#127 | Securian and Nationwide Product Preview

As always with product previews, the full story about the product will come out at launch. This preview simply covers what the filing says and how the carrier might build it for launch.

Securian CAIUL

Securian has always been quick to release new products and build out its portfolio, so it should be no surprise that they’ve decided to build what will undoubtedly be a very competitive death-benefit focused Indexed UL product. I covered the issues with using Indexed UL for death benefit in a previous post where I outlined my cautions and skepticism about the concept.

As befitting Securian’s generally aggressive stance in the Indexed UL space, this product is stuffed to the gills with bonuses and multipliers. It has a 2% asset charge (0.16% monthly) to fund an unspecified indexed multiplier. Securian included the charge as a part of the base policy charges and added a bracketed index return multiplier to all of the indexed accounts. This is in keeping with what other life insurers are doing in accumulation products but is very aggressive for death benefit Indexed UL products. On top of that, the product has an Annual Policy Credit with the same vague and opaque language as the one in Orion IUL. The APC is a major factor in the illustrated performance of Orion and will likely be a major factor for this one as well. In other words, buyer beware. More on this product when it comes out.

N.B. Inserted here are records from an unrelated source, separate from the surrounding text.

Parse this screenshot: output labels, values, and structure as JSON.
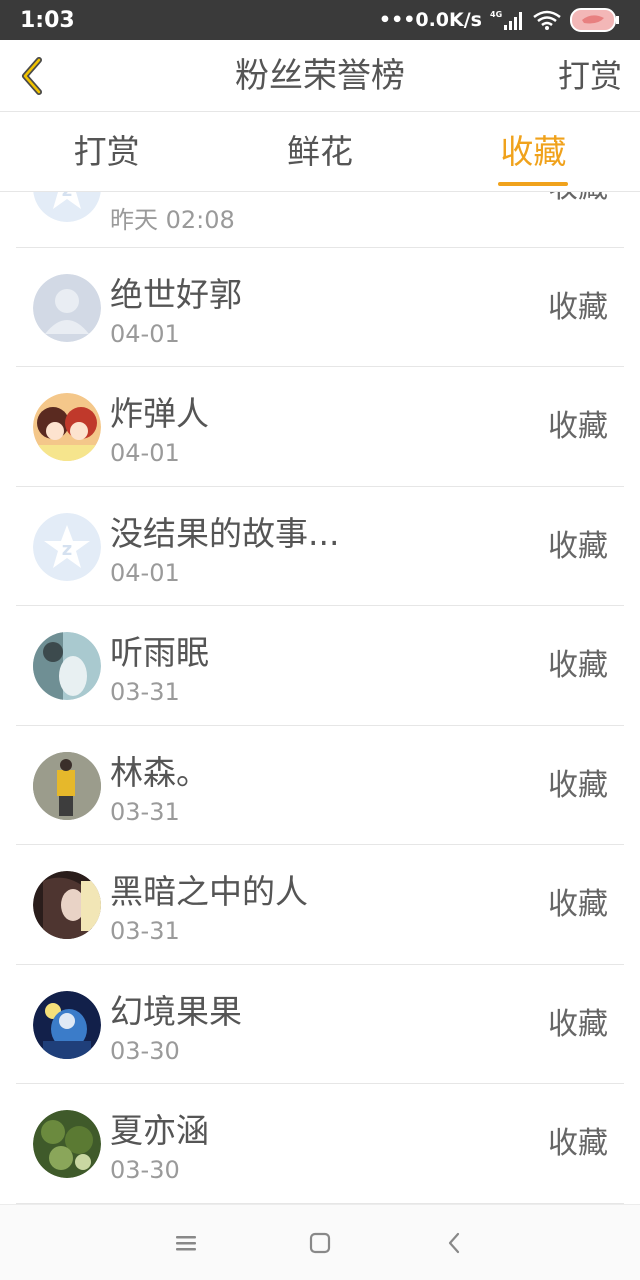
{
  "status_bar": {
    "time": "1:03",
    "network_speed": "0.0K/s",
    "network_type": "4G"
  },
  "header": {
    "title": "粉丝荣誉榜",
    "right_button": "打赏"
  },
  "tabs": [
    {
      "label": "打赏",
      "active": false
    },
    {
      "label": "鲜花",
      "active": false
    },
    {
      "label": "收藏",
      "active": true
    }
  ],
  "colors": {
    "accent": "#f0a21c",
    "text": "#555555",
    "subtext": "#9a9a9a",
    "divider": "#e6e6e6",
    "status_bar": "#3a3a3a"
  },
  "list": [
    {
      "name": "",
      "date": "昨天 02:08",
      "action": "收藏",
      "avatar": "default-star-avatar"
    },
    {
      "name": "绝世好郭",
      "date": "04-01",
      "action": "收藏",
      "avatar": "default-person-avatar"
    },
    {
      "name": "炸弹人",
      "date": "04-01",
      "action": "收藏",
      "avatar": "anime-girls-avatar"
    },
    {
      "name": "没结果的故事...",
      "date": "04-01",
      "action": "收藏",
      "avatar": "default-star-avatar"
    },
    {
      "name": "听雨眠",
      "date": "03-31",
      "action": "收藏",
      "avatar": "photo-avatar"
    },
    {
      "name": "林森。",
      "date": "03-31",
      "action": "收藏",
      "avatar": "photo-avatar"
    },
    {
      "name": "黑暗之中的人",
      "date": "03-31",
      "action": "收藏",
      "avatar": "photo-avatar"
    },
    {
      "name": "幻境果果",
      "date": "03-30",
      "action": "收藏",
      "avatar": "anime-blue-avatar"
    },
    {
      "name": "夏亦涵",
      "date": "03-30",
      "action": "收藏",
      "avatar": "nature-avatar"
    }
  ]
}
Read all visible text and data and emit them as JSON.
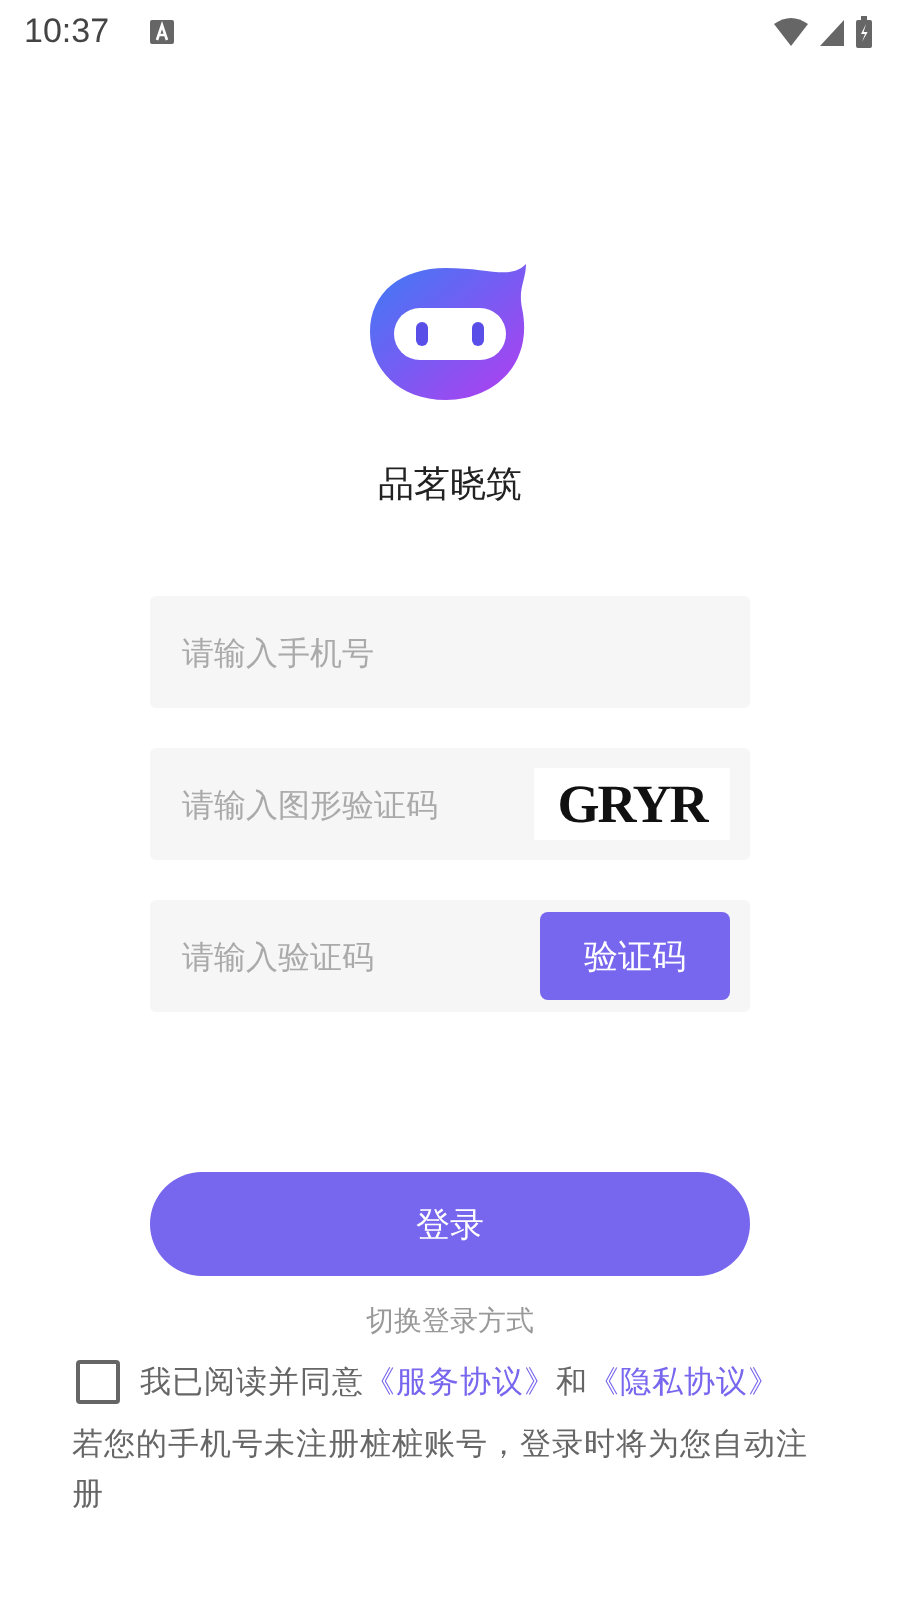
{
  "status_bar": {
    "time": "10:37"
  },
  "app": {
    "name": "品茗晓筑"
  },
  "form": {
    "phone": {
      "placeholder": "请输入手机号"
    },
    "captcha": {
      "placeholder": "请输入图形验证码",
      "image_text": "GRYR"
    },
    "code": {
      "placeholder": "请输入验证码",
      "button": "验证码"
    }
  },
  "login_button": "登录",
  "switch_link": "切换登录方式",
  "agreement": {
    "checked": false,
    "prefix": "我已阅读并同意",
    "service_link": "《服务协议》",
    "joiner": "和",
    "privacy_link": "《隐私协议》"
  },
  "notice": "若您的手机号未注册桩桩账号，登录时将为您自动注册"
}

Nationwide IUL Accumulator II Preview

Nationwide has been loath to go for blood in the Indexed UL space. They’ve traditionally focused on actually adhering to AG49 and promoting low policy charges. Well, it appears that most of that is going out the window with their new Indexed UL products. Desperate times call for desperate measures, I suppose.

Accumulator II sports a new set of Indexed Account options that have up to a 3.25% asset charge to fund the Advanced Multiplier, which appears to be a basic index return multiplier. If Nationwide hits the gas at launch, their 3.25% will be the highest asset charge in the industry and will fund the highest multiplier as well. However, I’ve been assured that they are only planning a 2.25% asset charge at launch. I also know that they originally thought a 2.25% charge would get them to the top of the spreadsheet, which it almost assuredly will not. Other companies are coming out with gargantuan asset charges in early next year and Nationwide is launching a lower cap than its competitors at  just 9.25%. They’ll need every penny of that 3.25% charge to win on the illustration and my bet is that they’ll use it by early next year.

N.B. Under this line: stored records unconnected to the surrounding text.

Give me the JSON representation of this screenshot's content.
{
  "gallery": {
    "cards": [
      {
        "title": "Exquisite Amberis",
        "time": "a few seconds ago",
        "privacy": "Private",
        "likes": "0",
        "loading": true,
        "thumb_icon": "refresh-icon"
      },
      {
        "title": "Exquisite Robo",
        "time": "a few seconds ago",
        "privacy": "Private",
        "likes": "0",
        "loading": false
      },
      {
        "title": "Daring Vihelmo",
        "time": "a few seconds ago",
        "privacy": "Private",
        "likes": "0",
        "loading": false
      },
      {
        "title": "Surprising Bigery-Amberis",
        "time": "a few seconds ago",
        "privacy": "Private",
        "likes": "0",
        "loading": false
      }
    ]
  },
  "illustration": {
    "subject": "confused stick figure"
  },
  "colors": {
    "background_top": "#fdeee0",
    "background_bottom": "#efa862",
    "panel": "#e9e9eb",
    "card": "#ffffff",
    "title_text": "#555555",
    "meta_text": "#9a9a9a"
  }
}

Accumulator II still has a suite of Core Indexed Accounts, which are marketed as more “traditional” indexed account solutions. However, Nationwide now has the ability to add an asset charge of up to 0.5% annually on those accounts. This is actually the first time I’ve seen a life insurer add the ability to charge an asset fee after the fact and while it might sound like a minor quirk, it’s actually a material change. In the future, Nationwide might decide to maintain its current cap by increasing the asset-based charge. Why would they want the latitude to do that? Financially, their minimum guaranteed caps are low enough that they don’t pose any risk, but increasing the fee rather than lowering the caps can make their marketing story hold water when it otherwise wouldn’t. In other words, Nationwide built itself an escape hatch for having to continue to drop caps. This is problematic. People who buy the Core accounts are doing so because they want downside protection with upside potential. Increasing the fee while maintaining the cap violates the first part of the formula and Nationwide can pull that lever without asking their permission about whether they’d rather pay the fee or have a lower cap. Tsk tsk. This 0.5% fee should either be charged right now to fund a higher cap so that clients know it’s in their policy, or they should get rid of it. This middle ground they’ve chosen is bad form.

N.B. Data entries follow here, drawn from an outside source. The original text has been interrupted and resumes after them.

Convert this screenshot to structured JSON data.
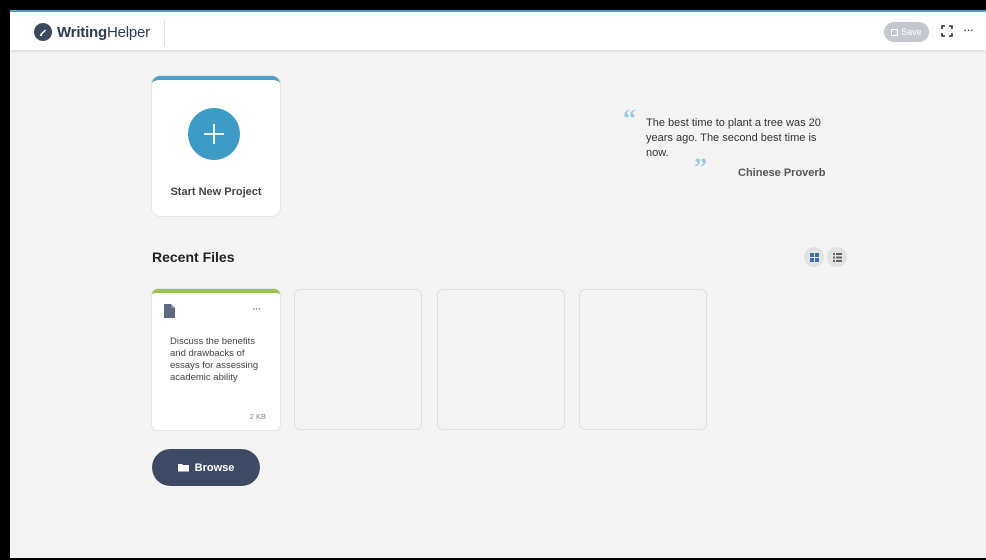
{
  "header": {
    "logo_bold": "Writing",
    "logo_light": "Helper",
    "save_label": "Save",
    "expand_icon": "expand-icon",
    "more_label": "···"
  },
  "new_project": {
    "label": "Start New Project",
    "icon": "plus-icon"
  },
  "quote": {
    "text": "The best time to plant a tree was 20 years ago. The second best time is now.",
    "author": "Chinese Proverb"
  },
  "recent": {
    "title": "Recent Files",
    "files": [
      {
        "title": "Discuss the benefits and drawbacks of essays for assessing academic ability",
        "size": "2 KB",
        "more": "···"
      }
    ]
  },
  "browse": {
    "label": "Browse"
  },
  "colors": {
    "accent": "#4aa0c6",
    "file_accent": "#9cc34a",
    "button_dark": "#3e4a64"
  }
}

Overall, Nationwide’s moves reflect the continued shift in the Indexed UL market towards more leverage, more illustrated performance and higher fees. It’s disappointing from a carrier that has traditionally been opposed to those things. But if Nationwide does it, then everyone is probably going to do it. That’s the tragic reality of the modern Indexed UL market.